The choice of instrument primarily depends on the investor’s investment objective whether it is short-term or long-term. Therefore, investors must align their investment objective with the bond fund’s investment objective. 

Investment Horizon

The investment horizon is the time period for which the investor wants to hold the investment either short or long term. For instance, short-term funds are for a short-term duration, while income funds are for a long-term duration. Therefore, investors must ensure that their investment horizon aligns with the fund’s average duration or maturity in bond funds. 

Portfolio Diversification

Bond funds invest in different bonds (government bonds, corporate bonds, etc.) as per the investment mandate based on the duration and coupon rate. This means investors can get exposure to the bond market by investing in a single bond fund. However, the minimum limit for every type of bond may vary depending on the type of scheme. Therefore, an investor must check the scheme-related documents carefully. 

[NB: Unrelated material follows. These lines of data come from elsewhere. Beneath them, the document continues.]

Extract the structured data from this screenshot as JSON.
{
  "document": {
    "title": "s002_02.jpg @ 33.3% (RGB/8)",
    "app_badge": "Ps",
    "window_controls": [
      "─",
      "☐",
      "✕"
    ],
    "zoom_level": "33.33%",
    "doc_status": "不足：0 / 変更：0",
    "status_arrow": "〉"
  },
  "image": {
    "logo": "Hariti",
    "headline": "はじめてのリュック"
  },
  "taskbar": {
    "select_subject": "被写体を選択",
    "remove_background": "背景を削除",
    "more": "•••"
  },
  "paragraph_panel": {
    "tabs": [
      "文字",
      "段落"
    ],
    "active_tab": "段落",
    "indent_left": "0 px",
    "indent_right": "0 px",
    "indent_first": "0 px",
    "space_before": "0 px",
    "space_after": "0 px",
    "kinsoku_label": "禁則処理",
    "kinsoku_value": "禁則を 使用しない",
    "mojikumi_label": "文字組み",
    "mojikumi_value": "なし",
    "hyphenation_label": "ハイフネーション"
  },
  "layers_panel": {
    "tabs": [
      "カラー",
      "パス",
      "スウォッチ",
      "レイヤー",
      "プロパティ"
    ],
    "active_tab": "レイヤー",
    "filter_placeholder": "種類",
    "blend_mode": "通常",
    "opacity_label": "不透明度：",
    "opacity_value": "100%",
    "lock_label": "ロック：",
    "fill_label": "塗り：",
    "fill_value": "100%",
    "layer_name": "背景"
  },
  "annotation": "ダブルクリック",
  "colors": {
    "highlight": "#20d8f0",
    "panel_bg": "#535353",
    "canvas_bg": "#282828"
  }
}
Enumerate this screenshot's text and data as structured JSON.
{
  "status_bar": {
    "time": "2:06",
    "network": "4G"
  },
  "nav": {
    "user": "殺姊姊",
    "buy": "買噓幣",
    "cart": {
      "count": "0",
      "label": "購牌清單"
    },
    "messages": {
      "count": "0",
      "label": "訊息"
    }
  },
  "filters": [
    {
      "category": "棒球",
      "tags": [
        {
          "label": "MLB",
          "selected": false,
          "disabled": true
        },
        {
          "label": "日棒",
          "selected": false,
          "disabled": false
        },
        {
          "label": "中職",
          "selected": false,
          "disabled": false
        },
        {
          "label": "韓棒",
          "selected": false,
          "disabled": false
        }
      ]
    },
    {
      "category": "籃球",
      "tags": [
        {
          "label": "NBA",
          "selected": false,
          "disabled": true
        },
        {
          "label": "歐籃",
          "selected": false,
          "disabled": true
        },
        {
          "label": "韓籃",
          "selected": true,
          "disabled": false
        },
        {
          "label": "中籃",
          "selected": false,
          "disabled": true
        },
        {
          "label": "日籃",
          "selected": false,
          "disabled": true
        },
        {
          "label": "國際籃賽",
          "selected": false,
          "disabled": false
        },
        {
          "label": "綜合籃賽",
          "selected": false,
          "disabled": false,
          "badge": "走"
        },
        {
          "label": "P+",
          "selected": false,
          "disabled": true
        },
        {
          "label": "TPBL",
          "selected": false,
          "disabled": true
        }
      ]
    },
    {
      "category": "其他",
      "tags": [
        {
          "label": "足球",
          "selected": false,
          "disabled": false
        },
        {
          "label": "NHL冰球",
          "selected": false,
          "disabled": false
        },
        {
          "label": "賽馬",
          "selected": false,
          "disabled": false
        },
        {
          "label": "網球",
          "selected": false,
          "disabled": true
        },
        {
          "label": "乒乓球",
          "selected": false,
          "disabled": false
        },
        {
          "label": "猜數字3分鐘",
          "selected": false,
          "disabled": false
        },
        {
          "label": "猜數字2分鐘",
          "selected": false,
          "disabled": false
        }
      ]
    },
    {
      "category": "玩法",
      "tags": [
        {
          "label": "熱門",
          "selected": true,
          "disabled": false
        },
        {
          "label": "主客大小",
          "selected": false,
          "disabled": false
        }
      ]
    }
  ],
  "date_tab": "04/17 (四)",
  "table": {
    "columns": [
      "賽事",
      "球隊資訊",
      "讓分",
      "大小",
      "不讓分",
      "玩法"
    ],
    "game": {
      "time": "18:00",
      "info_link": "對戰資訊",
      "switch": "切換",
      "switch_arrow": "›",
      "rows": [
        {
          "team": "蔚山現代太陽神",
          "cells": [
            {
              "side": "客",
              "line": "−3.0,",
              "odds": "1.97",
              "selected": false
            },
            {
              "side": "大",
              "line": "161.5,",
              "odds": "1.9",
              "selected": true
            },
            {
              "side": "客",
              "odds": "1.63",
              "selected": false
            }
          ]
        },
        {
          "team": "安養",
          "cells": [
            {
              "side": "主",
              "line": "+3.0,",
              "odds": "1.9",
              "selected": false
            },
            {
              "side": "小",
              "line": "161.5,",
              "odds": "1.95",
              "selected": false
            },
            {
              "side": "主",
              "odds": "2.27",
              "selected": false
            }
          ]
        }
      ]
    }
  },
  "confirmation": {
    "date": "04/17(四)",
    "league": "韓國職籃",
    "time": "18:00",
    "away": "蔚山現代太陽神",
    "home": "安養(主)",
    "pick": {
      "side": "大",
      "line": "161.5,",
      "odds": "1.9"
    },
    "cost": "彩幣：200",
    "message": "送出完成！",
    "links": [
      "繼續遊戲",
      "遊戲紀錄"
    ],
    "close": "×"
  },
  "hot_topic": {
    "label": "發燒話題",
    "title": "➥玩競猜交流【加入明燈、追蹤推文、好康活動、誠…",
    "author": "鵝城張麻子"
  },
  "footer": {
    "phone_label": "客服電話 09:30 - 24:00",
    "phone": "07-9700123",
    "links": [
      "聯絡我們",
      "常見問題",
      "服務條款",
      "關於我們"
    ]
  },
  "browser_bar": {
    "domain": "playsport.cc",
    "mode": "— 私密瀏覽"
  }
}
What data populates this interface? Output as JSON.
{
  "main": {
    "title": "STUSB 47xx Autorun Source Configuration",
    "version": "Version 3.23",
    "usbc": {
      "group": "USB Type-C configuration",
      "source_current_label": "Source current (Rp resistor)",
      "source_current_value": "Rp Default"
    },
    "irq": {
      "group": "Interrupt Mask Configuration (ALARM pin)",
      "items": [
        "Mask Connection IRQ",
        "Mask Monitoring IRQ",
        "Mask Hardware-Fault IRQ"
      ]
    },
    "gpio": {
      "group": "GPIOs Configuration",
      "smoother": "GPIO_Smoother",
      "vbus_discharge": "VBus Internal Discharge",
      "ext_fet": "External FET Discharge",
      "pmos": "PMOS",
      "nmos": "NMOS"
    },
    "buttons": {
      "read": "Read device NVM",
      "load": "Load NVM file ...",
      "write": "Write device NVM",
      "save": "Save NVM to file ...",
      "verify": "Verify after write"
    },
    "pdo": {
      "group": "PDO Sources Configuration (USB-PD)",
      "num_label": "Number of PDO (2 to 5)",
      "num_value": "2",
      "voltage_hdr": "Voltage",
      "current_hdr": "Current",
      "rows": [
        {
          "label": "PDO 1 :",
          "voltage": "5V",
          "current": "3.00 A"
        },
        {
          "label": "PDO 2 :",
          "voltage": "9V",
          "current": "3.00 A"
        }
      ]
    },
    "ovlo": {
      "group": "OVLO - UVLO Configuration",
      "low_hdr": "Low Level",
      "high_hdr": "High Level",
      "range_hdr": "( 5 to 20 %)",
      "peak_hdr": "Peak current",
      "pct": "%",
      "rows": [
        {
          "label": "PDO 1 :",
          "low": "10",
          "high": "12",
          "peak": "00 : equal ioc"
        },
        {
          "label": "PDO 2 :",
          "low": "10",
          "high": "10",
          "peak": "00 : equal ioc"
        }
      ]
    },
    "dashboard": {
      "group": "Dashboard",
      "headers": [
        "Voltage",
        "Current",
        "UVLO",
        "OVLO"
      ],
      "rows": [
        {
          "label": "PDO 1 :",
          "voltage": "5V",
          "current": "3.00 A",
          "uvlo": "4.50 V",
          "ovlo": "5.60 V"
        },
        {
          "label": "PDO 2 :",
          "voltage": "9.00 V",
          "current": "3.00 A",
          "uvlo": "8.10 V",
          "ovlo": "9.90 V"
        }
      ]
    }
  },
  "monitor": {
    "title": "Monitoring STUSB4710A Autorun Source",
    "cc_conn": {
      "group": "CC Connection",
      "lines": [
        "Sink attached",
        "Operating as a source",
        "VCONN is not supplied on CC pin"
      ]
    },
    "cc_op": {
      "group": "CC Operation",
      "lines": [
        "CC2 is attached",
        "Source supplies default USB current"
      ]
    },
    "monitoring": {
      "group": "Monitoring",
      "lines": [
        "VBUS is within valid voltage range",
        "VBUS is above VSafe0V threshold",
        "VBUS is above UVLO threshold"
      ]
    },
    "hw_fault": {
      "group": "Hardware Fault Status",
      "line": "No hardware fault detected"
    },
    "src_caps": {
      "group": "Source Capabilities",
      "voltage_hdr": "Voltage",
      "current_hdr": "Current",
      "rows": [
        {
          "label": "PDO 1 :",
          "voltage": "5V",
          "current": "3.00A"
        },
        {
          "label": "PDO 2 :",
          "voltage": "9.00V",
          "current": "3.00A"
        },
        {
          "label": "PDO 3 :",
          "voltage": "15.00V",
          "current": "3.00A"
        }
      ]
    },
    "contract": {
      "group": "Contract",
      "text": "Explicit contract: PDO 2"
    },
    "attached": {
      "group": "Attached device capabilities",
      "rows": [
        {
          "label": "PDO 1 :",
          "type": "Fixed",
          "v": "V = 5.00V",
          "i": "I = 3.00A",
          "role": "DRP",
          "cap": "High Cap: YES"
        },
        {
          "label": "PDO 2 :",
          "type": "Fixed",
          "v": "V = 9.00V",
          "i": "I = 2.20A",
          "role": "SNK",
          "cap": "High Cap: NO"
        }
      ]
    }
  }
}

Fund Manager

A debt fund manager plays a crucial role as the investing strategy varies depending on the fund type. For instance, a fund manager may invest 80% of its corpus in corporate bonds in the case of a corporate bond fund. Therefore, the fund manager can choose the bonds based on the credit rating and average maturity. Moreover, the mutual fund declares these aspects in the scheme documents. Also, investors must check the fund’s past track record and the fund manager before investing. 

Fund returns

Investors have to study the fund’s historical returns before investing in it. Therefore, assessing the fund’s returns and performance for at least five years is suitable before choosing any bond fund to invest in. Moreover, investors must also analyse the performance during different market cycles to understand how efficiently the fund manager was able to manage the fund. 

Investment Costs

Every bond fund has certain costs associated with it, which are in the form of the expense ratio and exit load. The expense ratio includes the fund management fee, transaction costs, etc., which are charged to the investors through NAV. Thus, this reduces the overall profit for the investors. On the contrary, exit load is a charge that the fund house deducts when the investor exits the fund before a specific time. Therefore, investors must check the expense ratio, which should not be too high while investing in a particular bond fund. 

Financial Ratio

An investor can analyse a bond fund based on performance ratios. These ratios help to measure the performance and compare it with other mutual funds within the category. Some of these ratios are standard deviation, beta, Sharpe ratio, alpha, etc.